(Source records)
------

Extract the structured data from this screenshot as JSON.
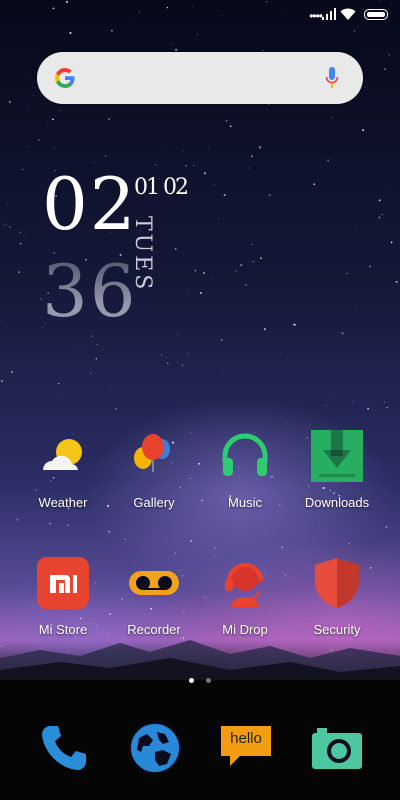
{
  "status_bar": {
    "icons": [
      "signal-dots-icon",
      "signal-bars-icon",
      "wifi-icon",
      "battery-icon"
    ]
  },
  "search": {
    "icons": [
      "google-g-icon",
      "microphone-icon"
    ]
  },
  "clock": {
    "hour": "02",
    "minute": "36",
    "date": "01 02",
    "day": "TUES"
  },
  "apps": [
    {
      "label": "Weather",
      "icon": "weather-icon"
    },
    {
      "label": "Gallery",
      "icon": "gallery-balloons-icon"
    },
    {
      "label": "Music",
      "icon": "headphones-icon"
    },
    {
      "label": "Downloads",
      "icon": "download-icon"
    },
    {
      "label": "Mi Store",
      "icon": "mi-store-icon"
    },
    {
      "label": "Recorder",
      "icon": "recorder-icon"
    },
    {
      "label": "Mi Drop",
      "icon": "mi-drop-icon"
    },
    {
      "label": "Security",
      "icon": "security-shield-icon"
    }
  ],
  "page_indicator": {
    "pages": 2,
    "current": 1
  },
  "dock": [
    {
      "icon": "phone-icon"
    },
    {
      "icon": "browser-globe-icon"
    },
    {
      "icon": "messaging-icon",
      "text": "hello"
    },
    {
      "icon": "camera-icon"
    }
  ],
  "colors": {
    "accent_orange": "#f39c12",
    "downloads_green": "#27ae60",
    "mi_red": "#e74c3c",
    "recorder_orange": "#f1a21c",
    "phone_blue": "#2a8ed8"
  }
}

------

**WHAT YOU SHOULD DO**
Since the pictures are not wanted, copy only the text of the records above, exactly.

**WORKED SOLUTION**
Extract the structured data from this screenshot as JSON.
{
  "status_bar": {
    "icons": [
      "signal-dots-icon",
      "signal-bars-icon",
      "wifi-icon",
      "battery-icon"
    ]
  },
  "search": {
    "icons": [
      "google-g-icon",
      "microphone-icon"
    ]
  },
  "clock": {
    "hour": "02",
    "minute": "36",
    "date": "01 02",
    "day": "TUES"
  },
  "apps": [
    {
      "label": "Weather",
      "icon": "weather-icon"
    },
    {
      "label": "Gallery",
      "icon": "gallery-balloons-icon"
    },
    {
      "label": "Music",
      "icon": "headphones-icon"
    },
    {
      "label": "Downloads",
      "icon": "download-icon"
    },
    {
      "label": "Mi Store",
      "icon": "mi-store-icon"
    },
    {
      "label": "Recorder",
      "icon": "recorder-icon"
    },
    {
      "label": "Mi Drop",
      "icon": "mi-drop-icon"
    },
    {
      "label": "Security",
      "icon": "security-shield-icon"
    }
  ],
  "page_indicator": {
    "pages": 2,
    "current": 1
  },
  "dock": [
    {
      "icon": "phone-icon"
    },
    {
      "icon": "browser-globe-icon"
    },
    {
      "icon": "messaging-icon",
      "text": "hello"
    },
    {
      "icon": "camera-icon"
    }
  ],
  "colors": {
    "accent_orange": "#f39c12",
    "downloads_green": "#27ae60",
    "mi_red": "#e74c3c",
    "recorder_orange": "#f1a21c",
    "phone_blue": "#2a8ed8"
  }
}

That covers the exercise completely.